_Task requirements_. Every record below is to be retyped exactly, with any pictures left out.

Web page and app entries:
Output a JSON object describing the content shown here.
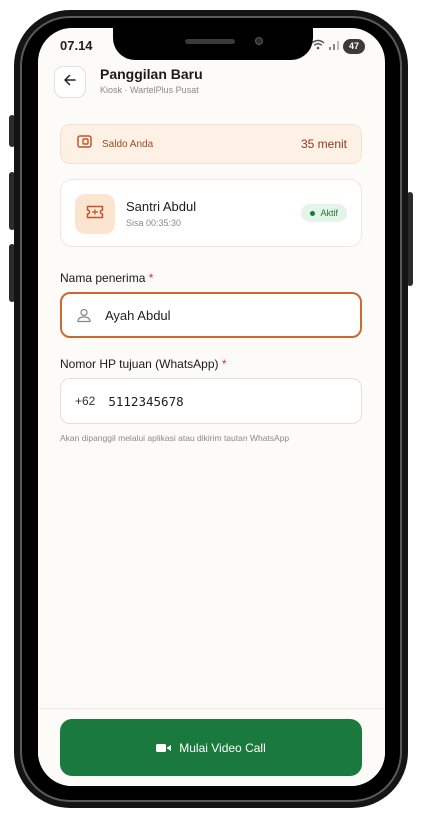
{
  "status_bar": {
    "time": "07.14",
    "battery": "47"
  },
  "header": {
    "title": "Panggilan Baru",
    "subtitle": "Kiosk · WartelPlus Pusat"
  },
  "saldo": {
    "label": "Saldo Anda",
    "value": "35 menit"
  },
  "santri": {
    "name": "Santri Abdul",
    "remaining": "Sisa 00:35:30",
    "status": "Aktif"
  },
  "form": {
    "receiver_label": "Nama penerima",
    "receiver_value": "Ayah Abdul",
    "phone_label": "Nomor HP tujuan (WhatsApp)",
    "phone_prefix": "+62",
    "phone_value": "5112345678",
    "required_mark": "*",
    "hint": "Akan dipanggil melalui aplikasi atau dikirim tautan WhatsApp"
  },
  "cta": {
    "label": "Mulai Video Call"
  },
  "colors": {
    "accent": "#c96a31",
    "primary_green": "#1a7a3d",
    "saldo_bg": "#fdf1e6",
    "badge_bg": "#e5f4e8"
  },
  "icons": [
    "arrow-left-icon",
    "wallet-icon",
    "ticket-icon",
    "user-icon",
    "video-camera-icon",
    "wifi-icon",
    "signal-icon"
  ]
}
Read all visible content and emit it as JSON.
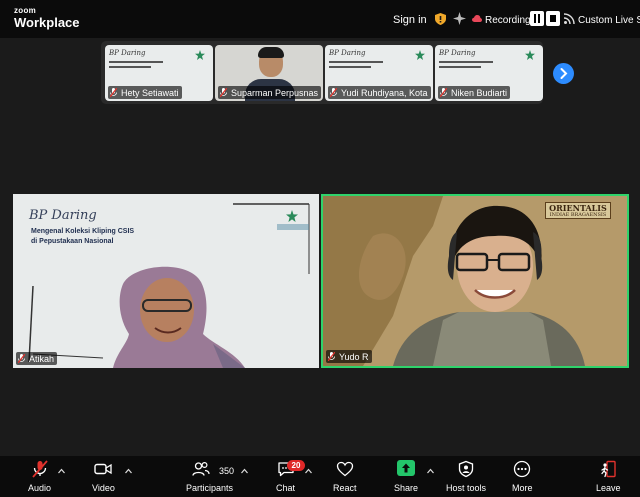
{
  "titlebar": {
    "logo_top": "zoom",
    "logo_bottom": "Workplace",
    "sign_in": "Sign in",
    "recording_label": "Recording...",
    "live_label": "Custom Live Stre"
  },
  "thumbnails": [
    {
      "name": "Hety Setiawati",
      "kind": "slide"
    },
    {
      "name": "Suparman Perpusnas",
      "kind": "person"
    },
    {
      "name": "Yudi Ruhdiyana, Kota",
      "kind": "slide"
    },
    {
      "name": "Niken Budiarti",
      "kind": "slide"
    }
  ],
  "slide": {
    "brand": "BP Daring",
    "title_line1": "Mengenal Koleksi Kliping CSIS",
    "title_line2": "di Pepustakaan Nasional"
  },
  "map": {
    "label_main": "ORIENTALIS",
    "label_sub": "INDIAE BRAGAENSIS"
  },
  "tiles": {
    "left_name": "Atikah",
    "right_name": "Yudo R"
  },
  "toolbar": {
    "audio": "Audio",
    "video": "Video",
    "participants": "Participants",
    "participants_count": "350",
    "chat": "Chat",
    "chat_badge": "20",
    "react": "React",
    "share": "Share",
    "host_tools": "Host tools",
    "more": "More",
    "leave": "Leave"
  },
  "colors": {
    "active_speaker": "#2fd36b",
    "share_green": "#23c56a",
    "badge_red": "#e02828",
    "accent_blue": "#2d8cff",
    "muted_red": "#e0322d"
  }
}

_Response area_.
Output a JSON object describing the content shown here.
{
  "status_bar": {
    "time": "07.14",
    "battery": "47"
  },
  "header": {
    "title": "Panggilan Baru",
    "subtitle": "Kiosk · WartelPlus Pusat"
  },
  "saldo": {
    "label": "Saldo Anda",
    "value": "35 menit"
  },
  "santri": {
    "name": "Santri Abdul",
    "remaining": "Sisa 00:35:30",
    "status": "Aktif"
  },
  "form": {
    "receiver_label": "Nama penerima",
    "receiver_value": "Ayah Abdul",
    "phone_label": "Nomor HP tujuan (WhatsApp)",
    "phone_prefix": "+62",
    "phone_value": "5112345678",
    "required_mark": "*",
    "hint": "Akan dipanggil melalui aplikasi atau dikirim tautan WhatsApp"
  },
  "cta": {
    "label": "Mulai Video Call"
  },
  "colors": {
    "accent": "#c96a31",
    "primary_green": "#1a7a3d",
    "saldo_bg": "#fdf1e6",
    "badge_bg": "#e5f4e8"
  },
  "icons": [
    "arrow-left-icon",
    "wallet-icon",
    "ticket-icon",
    "user-icon",
    "video-camera-icon",
    "wifi-icon",
    "signal-icon"
  ]
}
Read all visible content and emit it as JSON.
{
  "titlebar": {
    "logo_top": "zoom",
    "logo_bottom": "Workplace",
    "sign_in": "Sign in",
    "recording_label": "Recording...",
    "live_label": "Custom Live Stre"
  },
  "thumbnails": [
    {
      "name": "Hety Setiawati",
      "kind": "slide"
    },
    {
      "name": "Suparman Perpusnas",
      "kind": "person"
    },
    {
      "name": "Yudi Ruhdiyana, Kota",
      "kind": "slide"
    },
    {
      "name": "Niken Budiarti",
      "kind": "slide"
    }
  ],
  "slide": {
    "brand": "BP Daring",
    "title_line1": "Mengenal Koleksi Kliping CSIS",
    "title_line2": "di Pepustakaan Nasional"
  },
  "map": {
    "label_main": "ORIENTALIS",
    "label_sub": "INDIAE BRAGAENSIS"
  },
  "tiles": {
    "left_name": "Atikah",
    "right_name": "Yudo R"
  },
  "toolbar": {
    "audio": "Audio",
    "video": "Video",
    "participants": "Participants",
    "participants_count": "350",
    "chat": "Chat",
    "chat_badge": "20",
    "react": "React",
    "share": "Share",
    "host_tools": "Host tools",
    "more": "More",
    "leave": "Leave"
  },
  "colors": {
    "active_speaker": "#2fd36b",
    "share_green": "#23c56a",
    "badge_red": "#e02828",
    "accent_blue": "#2d8cff",
    "muted_red": "#e0322d"
  }
}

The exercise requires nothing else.